§ WORK TASK: Each line from the material with the word "cloud" in it must be copied.

-----

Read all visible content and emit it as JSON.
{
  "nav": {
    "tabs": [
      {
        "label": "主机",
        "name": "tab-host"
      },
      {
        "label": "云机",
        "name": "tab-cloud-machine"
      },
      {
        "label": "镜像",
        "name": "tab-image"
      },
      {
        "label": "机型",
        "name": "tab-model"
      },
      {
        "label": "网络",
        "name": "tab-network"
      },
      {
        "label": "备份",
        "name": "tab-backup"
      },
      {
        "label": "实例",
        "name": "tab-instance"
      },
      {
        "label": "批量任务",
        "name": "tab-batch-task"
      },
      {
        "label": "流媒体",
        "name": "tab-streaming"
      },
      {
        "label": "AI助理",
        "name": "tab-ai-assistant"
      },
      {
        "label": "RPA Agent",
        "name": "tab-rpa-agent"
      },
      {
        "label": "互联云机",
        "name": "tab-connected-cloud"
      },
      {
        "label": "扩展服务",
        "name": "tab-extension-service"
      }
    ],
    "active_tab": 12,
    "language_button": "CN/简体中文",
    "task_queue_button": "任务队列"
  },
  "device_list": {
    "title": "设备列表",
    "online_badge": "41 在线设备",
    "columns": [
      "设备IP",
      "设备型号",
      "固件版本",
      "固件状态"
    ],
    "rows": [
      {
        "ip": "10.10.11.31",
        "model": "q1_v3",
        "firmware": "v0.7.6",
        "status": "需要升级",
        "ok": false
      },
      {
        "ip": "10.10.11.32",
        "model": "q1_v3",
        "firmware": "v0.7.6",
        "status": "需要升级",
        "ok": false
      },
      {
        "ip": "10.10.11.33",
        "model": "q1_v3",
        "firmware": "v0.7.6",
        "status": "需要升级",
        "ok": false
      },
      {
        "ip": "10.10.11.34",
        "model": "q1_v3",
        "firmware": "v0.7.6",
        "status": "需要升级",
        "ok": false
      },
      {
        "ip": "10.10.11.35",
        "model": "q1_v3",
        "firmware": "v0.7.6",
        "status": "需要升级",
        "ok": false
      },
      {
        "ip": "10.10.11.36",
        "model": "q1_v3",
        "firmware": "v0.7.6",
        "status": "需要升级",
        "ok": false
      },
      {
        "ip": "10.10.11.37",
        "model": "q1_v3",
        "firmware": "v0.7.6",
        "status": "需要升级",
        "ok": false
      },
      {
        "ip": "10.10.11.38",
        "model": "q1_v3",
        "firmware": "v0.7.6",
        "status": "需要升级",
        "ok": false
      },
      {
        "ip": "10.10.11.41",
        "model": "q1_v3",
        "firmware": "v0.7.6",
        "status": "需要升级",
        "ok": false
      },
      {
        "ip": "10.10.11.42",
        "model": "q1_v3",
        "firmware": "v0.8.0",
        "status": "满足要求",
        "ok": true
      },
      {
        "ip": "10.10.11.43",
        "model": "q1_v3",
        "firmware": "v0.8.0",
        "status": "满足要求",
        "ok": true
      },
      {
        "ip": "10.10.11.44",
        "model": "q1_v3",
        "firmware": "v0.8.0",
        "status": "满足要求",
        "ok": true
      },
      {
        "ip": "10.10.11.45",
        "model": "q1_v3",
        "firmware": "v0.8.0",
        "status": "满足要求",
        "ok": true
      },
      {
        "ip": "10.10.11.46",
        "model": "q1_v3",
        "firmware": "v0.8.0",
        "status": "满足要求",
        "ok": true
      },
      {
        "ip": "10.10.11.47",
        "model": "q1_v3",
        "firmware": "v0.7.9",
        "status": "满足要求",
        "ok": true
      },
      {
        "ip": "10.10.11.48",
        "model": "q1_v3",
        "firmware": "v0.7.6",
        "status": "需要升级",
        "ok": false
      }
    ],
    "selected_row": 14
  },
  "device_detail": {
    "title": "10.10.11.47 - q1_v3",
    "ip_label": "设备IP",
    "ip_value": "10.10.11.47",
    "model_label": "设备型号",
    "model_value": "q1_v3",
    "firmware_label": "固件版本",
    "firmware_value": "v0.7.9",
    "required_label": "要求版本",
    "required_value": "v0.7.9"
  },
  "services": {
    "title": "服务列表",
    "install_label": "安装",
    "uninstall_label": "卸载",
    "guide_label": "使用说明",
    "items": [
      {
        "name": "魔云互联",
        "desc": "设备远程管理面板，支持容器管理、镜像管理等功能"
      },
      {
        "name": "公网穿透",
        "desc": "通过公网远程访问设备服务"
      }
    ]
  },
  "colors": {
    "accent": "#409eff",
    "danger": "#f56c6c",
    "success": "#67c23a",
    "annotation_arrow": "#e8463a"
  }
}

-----

§ TASK OUTPUT:
        "name": "tab-cloud-machine"
        "name": "tab-connected-cloud"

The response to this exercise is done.